Exercise: Pull each line containing "pages" from the data.

● ● ● ● ● ● ●

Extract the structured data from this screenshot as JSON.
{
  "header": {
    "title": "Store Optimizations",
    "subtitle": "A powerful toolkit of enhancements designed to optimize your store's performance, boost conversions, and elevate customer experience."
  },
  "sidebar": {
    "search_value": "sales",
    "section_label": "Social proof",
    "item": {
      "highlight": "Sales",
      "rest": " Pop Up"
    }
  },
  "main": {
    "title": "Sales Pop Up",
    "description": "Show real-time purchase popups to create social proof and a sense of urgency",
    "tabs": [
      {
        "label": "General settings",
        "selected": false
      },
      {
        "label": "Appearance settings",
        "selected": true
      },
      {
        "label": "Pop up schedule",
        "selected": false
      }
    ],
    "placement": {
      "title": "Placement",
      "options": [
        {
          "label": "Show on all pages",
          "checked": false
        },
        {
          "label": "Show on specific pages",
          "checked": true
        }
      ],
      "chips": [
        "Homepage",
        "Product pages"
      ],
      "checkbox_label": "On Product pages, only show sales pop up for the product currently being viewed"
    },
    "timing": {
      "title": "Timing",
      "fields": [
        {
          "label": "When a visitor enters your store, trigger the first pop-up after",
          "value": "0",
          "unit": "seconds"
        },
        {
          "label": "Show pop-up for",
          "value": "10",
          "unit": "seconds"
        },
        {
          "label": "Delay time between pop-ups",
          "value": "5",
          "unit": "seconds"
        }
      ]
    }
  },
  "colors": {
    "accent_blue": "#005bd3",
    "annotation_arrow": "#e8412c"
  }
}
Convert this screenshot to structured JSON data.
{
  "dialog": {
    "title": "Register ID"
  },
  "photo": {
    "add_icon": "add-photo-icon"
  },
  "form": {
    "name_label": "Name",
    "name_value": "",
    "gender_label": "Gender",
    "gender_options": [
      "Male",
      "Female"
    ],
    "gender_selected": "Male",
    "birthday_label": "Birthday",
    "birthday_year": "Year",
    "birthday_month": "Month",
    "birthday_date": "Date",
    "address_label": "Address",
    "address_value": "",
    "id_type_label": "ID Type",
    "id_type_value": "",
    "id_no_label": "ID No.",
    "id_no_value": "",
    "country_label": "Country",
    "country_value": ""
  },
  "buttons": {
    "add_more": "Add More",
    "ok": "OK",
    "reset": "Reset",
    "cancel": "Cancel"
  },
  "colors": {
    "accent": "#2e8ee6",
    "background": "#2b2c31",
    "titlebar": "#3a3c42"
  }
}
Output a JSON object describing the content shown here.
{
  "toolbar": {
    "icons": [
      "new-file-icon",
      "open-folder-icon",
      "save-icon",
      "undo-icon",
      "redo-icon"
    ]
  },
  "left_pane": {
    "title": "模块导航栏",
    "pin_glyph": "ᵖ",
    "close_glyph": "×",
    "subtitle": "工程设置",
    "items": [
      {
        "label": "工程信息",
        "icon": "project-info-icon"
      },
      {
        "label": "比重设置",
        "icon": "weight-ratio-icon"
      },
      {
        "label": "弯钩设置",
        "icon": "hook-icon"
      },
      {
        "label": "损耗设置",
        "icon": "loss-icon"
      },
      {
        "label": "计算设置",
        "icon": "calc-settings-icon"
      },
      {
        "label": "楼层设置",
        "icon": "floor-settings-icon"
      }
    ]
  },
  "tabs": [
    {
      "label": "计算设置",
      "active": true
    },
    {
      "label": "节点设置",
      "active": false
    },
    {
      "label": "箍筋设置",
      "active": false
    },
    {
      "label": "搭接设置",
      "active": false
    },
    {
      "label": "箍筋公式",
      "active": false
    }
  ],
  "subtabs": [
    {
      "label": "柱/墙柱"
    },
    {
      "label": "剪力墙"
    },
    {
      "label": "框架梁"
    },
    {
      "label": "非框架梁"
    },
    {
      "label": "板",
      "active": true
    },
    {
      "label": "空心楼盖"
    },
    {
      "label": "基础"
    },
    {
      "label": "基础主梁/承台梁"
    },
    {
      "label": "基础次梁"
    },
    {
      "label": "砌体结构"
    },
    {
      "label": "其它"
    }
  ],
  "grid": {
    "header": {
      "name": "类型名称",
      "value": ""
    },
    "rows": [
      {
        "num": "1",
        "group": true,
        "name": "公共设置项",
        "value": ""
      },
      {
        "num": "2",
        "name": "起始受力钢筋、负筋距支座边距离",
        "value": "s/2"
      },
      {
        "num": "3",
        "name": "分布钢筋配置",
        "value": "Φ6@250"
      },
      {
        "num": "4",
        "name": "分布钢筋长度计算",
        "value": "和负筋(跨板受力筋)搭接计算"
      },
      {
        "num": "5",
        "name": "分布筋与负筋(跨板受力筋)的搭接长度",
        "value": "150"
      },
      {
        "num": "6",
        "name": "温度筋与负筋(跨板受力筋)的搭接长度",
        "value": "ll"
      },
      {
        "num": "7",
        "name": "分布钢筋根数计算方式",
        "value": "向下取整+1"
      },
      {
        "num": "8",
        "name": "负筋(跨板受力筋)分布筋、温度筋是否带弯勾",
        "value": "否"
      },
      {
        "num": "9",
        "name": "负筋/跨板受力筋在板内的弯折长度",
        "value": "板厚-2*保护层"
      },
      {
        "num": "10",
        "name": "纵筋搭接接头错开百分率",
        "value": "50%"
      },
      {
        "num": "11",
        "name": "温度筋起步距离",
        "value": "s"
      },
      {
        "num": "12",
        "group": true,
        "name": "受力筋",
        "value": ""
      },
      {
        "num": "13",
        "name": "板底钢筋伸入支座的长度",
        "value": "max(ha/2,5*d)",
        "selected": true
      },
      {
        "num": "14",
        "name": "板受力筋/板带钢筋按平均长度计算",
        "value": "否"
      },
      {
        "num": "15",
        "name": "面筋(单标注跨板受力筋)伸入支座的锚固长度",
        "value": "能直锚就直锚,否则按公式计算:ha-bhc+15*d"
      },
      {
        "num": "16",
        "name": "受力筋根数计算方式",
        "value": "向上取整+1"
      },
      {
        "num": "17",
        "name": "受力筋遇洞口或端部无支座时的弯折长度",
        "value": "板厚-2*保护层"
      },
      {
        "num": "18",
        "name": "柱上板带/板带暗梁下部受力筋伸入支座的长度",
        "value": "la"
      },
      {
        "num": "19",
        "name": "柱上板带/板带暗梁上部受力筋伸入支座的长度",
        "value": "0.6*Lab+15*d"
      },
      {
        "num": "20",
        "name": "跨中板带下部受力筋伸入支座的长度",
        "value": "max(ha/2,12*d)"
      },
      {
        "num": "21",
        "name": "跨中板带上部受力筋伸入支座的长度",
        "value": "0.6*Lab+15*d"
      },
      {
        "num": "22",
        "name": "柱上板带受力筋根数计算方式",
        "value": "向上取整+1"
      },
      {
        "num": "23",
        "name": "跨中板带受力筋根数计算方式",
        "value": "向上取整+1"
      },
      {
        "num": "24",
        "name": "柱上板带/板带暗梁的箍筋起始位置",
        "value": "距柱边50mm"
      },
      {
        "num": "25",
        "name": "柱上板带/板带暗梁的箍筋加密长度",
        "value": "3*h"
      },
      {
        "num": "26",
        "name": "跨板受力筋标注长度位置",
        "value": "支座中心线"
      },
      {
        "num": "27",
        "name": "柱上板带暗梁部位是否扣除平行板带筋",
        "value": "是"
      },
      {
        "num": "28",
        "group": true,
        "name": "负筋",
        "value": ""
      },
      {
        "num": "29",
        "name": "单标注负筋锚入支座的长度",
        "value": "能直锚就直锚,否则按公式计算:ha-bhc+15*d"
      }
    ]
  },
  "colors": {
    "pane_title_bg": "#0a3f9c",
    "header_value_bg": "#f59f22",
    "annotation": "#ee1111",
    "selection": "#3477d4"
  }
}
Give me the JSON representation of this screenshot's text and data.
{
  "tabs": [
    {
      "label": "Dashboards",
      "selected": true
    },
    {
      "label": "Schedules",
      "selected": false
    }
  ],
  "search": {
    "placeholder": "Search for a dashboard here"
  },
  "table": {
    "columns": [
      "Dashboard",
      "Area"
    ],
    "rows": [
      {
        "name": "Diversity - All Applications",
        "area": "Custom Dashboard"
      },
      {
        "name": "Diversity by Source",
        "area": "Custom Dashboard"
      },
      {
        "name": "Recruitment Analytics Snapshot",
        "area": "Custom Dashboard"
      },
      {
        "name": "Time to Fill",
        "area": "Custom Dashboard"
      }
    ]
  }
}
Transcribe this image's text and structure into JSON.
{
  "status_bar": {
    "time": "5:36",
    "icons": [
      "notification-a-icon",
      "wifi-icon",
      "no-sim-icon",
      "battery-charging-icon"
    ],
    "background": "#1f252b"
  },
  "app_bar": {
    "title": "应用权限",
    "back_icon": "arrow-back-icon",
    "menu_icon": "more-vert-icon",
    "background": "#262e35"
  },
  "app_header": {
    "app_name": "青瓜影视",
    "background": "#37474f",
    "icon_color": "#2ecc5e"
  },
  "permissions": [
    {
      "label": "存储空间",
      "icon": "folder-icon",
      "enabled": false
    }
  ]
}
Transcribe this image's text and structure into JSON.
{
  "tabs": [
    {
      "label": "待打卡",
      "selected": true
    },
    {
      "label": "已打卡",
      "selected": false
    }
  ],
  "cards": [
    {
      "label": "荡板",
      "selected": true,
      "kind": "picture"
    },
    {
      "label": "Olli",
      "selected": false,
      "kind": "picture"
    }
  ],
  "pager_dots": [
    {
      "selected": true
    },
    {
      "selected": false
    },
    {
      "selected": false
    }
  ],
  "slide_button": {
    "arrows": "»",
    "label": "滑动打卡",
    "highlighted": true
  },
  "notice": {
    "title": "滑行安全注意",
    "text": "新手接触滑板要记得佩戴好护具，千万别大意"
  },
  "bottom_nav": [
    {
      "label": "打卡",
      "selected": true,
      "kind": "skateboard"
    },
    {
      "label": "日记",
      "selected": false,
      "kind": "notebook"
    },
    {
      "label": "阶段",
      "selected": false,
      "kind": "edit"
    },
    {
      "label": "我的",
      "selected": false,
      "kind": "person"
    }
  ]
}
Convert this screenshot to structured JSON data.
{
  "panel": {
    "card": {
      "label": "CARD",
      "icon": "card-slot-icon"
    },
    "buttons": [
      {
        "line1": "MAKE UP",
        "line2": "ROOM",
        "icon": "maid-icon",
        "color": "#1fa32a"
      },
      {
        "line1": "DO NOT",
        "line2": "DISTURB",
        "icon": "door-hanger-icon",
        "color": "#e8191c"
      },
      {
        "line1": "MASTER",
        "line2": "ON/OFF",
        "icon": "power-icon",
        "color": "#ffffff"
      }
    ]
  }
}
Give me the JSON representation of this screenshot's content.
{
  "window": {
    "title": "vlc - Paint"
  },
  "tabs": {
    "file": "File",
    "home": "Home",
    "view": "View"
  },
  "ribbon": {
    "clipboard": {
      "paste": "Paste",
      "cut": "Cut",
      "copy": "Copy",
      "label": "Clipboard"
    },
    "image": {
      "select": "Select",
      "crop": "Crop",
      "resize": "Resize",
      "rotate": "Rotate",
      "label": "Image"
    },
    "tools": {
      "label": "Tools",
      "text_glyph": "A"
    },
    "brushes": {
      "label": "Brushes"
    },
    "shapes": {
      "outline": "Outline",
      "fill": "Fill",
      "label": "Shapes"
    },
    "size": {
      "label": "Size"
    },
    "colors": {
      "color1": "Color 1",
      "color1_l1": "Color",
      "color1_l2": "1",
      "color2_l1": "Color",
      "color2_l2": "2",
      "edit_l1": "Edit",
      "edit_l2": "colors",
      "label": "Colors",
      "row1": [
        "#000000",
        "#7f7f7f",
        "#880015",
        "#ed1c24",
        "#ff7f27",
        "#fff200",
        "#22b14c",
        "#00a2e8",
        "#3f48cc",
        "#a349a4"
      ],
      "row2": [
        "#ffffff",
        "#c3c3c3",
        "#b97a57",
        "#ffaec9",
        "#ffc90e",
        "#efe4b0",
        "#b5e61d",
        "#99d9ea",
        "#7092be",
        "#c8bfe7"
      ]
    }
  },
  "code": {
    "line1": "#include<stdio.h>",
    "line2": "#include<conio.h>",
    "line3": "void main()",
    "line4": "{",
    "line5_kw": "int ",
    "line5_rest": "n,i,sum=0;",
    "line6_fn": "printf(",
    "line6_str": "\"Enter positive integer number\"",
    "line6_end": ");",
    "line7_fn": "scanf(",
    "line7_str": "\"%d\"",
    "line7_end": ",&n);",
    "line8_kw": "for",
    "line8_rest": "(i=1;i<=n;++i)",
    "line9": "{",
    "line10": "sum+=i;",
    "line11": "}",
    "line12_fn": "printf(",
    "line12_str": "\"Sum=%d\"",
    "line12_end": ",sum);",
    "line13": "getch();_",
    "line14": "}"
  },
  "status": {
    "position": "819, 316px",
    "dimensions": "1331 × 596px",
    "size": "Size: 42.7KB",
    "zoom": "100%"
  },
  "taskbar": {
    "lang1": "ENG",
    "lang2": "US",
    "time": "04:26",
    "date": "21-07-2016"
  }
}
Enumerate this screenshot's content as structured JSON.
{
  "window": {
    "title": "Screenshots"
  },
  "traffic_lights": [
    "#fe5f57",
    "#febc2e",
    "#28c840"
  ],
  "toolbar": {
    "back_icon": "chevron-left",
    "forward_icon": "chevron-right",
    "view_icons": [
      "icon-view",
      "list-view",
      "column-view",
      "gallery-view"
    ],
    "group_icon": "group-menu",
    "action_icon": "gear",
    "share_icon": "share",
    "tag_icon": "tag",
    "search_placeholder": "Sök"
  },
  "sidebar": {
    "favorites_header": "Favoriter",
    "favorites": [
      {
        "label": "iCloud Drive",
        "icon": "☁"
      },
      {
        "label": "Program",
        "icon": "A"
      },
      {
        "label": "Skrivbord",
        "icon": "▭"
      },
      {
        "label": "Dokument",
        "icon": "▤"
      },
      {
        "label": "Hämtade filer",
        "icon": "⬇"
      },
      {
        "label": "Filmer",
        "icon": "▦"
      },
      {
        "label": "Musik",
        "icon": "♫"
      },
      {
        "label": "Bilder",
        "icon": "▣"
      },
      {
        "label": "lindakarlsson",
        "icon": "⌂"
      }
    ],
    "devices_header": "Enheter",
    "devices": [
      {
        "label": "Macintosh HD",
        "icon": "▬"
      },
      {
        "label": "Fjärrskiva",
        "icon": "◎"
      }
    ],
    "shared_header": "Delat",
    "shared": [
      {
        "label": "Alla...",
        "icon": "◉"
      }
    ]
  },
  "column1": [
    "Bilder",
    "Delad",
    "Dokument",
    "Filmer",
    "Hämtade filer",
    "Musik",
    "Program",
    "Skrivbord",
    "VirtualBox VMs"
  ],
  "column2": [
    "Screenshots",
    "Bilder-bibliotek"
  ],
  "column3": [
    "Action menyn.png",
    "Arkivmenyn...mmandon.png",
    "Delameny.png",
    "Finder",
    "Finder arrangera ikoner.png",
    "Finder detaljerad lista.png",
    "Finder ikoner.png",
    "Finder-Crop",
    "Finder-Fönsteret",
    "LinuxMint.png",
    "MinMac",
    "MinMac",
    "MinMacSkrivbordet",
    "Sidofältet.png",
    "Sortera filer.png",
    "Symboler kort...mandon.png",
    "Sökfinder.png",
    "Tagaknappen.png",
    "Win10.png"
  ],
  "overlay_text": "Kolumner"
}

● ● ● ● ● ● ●

Answer box:
          "label": "Show on all pages",
          "label": "Show on specific pages",
        "Product pages"
      "checkbox_label": "On Product pages, only show sales pop up for the product currently being viewed"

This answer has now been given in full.